Directions for this task
Among these records, which lines include "suffix"? Copy them out.

Input records
++++
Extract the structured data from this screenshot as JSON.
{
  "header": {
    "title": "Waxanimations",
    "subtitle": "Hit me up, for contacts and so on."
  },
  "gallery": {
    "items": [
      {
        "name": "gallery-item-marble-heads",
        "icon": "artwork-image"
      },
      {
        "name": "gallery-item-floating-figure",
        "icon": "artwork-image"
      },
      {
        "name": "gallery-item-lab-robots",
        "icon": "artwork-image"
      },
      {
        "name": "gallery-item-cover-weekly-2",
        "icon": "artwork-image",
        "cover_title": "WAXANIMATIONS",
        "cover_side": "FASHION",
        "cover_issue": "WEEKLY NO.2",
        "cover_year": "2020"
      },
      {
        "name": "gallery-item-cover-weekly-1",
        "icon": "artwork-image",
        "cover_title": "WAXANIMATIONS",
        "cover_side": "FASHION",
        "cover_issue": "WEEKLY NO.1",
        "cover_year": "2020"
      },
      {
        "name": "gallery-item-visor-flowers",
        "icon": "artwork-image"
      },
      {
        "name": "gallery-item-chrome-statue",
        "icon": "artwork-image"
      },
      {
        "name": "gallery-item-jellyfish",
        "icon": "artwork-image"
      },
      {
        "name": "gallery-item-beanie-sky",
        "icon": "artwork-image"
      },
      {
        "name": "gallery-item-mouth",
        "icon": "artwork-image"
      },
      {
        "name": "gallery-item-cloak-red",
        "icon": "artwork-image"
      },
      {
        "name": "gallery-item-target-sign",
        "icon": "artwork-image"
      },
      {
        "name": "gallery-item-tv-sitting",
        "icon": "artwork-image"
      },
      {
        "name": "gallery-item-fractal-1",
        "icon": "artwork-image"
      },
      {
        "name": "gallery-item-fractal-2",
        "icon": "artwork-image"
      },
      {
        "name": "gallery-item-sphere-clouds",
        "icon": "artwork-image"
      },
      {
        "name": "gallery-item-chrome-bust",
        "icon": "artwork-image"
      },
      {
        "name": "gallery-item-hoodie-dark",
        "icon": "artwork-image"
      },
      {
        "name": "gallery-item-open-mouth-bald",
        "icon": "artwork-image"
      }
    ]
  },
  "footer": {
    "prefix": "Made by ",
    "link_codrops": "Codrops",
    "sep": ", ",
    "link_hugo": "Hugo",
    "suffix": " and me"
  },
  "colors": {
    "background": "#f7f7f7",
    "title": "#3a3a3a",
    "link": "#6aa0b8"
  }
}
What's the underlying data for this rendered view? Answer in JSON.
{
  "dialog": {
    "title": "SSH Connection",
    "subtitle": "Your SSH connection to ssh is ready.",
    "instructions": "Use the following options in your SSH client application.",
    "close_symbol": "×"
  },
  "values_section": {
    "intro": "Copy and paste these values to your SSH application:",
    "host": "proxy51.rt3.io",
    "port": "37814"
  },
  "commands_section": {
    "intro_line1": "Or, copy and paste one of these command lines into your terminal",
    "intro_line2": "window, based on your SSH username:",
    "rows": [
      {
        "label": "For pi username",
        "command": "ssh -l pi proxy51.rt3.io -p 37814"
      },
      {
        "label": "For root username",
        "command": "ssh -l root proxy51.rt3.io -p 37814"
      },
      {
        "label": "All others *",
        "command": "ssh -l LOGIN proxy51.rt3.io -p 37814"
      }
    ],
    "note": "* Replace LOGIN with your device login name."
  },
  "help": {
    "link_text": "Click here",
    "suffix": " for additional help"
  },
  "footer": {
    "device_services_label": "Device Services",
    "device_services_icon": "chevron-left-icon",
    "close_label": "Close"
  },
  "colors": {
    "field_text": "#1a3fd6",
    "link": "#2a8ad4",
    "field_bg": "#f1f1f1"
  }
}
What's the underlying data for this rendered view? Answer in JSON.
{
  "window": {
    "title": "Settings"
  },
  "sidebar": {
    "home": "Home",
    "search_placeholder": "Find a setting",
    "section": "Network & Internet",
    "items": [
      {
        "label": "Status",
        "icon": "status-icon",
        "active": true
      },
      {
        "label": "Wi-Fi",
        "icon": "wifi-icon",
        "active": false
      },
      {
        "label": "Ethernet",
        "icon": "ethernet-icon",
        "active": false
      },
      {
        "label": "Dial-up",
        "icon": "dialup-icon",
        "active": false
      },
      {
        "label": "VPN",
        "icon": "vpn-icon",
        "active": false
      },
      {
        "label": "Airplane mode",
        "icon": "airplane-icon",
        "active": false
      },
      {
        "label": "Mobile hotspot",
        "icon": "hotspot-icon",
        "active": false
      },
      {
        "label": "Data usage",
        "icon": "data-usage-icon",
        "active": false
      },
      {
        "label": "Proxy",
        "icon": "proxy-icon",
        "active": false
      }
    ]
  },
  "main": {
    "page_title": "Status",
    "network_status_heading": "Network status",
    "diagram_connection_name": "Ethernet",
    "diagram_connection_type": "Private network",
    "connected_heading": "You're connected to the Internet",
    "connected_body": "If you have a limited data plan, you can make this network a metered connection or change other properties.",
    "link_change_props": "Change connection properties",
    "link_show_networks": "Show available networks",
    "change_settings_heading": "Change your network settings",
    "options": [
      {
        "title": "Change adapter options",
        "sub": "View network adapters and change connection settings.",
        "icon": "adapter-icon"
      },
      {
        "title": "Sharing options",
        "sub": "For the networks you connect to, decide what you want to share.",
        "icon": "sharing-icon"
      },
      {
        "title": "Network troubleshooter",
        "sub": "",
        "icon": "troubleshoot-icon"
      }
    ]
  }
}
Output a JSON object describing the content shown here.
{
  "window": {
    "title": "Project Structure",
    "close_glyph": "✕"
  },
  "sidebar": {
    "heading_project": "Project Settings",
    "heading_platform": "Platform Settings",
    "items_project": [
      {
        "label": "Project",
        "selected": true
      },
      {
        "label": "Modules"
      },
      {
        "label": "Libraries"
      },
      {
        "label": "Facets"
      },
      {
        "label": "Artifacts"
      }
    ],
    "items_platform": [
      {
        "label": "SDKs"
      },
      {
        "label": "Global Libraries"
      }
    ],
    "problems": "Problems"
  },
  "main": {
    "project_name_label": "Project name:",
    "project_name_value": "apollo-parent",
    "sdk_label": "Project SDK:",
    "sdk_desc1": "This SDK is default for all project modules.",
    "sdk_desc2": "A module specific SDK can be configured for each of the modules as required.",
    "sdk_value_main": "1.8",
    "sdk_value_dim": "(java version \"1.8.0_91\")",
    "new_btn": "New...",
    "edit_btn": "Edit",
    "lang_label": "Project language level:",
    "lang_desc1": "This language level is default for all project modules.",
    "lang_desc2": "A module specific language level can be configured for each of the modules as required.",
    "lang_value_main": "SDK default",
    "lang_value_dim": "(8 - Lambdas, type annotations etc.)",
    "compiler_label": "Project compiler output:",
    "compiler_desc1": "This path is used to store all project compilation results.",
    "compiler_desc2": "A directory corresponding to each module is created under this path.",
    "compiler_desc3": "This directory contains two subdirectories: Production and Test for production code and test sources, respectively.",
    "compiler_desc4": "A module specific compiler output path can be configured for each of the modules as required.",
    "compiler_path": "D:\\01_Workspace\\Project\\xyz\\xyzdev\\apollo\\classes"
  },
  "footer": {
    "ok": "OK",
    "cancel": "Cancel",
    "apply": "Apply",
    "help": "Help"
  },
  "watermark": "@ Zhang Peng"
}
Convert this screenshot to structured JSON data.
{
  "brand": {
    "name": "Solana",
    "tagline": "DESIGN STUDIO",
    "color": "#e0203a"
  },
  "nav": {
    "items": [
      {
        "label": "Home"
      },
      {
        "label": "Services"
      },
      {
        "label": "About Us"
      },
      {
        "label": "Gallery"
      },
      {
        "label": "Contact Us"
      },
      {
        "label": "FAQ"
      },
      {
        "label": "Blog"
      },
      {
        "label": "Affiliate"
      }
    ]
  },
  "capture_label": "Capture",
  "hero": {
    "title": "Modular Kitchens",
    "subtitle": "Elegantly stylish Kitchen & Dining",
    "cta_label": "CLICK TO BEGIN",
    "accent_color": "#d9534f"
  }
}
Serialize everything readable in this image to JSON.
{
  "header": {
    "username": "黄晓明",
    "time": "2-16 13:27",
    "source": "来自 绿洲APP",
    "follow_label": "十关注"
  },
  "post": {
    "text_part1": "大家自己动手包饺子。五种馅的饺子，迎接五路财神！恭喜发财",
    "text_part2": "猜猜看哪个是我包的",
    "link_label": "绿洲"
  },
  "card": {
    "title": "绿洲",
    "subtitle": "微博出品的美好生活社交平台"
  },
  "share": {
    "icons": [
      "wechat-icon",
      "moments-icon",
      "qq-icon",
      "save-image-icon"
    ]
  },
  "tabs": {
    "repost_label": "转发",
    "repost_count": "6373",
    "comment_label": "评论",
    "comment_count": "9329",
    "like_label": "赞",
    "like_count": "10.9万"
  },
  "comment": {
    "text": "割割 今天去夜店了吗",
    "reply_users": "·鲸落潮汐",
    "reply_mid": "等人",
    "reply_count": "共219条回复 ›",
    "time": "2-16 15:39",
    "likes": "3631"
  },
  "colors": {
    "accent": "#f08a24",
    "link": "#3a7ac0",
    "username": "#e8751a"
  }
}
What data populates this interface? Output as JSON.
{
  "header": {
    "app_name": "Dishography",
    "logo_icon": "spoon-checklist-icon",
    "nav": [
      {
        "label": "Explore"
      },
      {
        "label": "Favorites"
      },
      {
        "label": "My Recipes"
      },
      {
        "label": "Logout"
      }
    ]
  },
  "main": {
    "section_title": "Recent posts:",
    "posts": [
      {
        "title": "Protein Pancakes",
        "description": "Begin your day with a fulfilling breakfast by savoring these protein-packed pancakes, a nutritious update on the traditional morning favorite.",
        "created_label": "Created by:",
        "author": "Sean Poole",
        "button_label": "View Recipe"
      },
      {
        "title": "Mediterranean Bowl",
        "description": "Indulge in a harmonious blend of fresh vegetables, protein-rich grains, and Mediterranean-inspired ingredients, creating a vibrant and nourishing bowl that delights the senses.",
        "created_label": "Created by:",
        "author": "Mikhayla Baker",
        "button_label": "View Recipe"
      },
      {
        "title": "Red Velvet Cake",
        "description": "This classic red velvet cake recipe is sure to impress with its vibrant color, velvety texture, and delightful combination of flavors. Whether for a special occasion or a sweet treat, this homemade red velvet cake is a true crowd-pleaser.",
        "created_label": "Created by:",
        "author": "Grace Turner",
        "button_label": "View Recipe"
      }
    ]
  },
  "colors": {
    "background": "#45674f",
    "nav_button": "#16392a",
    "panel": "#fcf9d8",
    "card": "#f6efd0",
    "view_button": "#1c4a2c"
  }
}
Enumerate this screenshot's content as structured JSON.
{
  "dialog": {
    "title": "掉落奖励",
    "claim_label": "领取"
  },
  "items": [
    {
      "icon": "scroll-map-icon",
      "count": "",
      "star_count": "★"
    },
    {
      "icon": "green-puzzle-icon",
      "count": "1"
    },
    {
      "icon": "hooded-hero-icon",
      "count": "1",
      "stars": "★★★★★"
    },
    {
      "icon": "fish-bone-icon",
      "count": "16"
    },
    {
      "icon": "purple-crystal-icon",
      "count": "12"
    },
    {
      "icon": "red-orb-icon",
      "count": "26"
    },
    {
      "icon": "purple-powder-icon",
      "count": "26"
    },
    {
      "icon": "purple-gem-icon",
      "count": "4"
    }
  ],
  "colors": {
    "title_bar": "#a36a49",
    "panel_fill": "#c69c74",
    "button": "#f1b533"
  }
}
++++
Solution to the problem
    "suffix": " and me"
    "suffix": " for additional help"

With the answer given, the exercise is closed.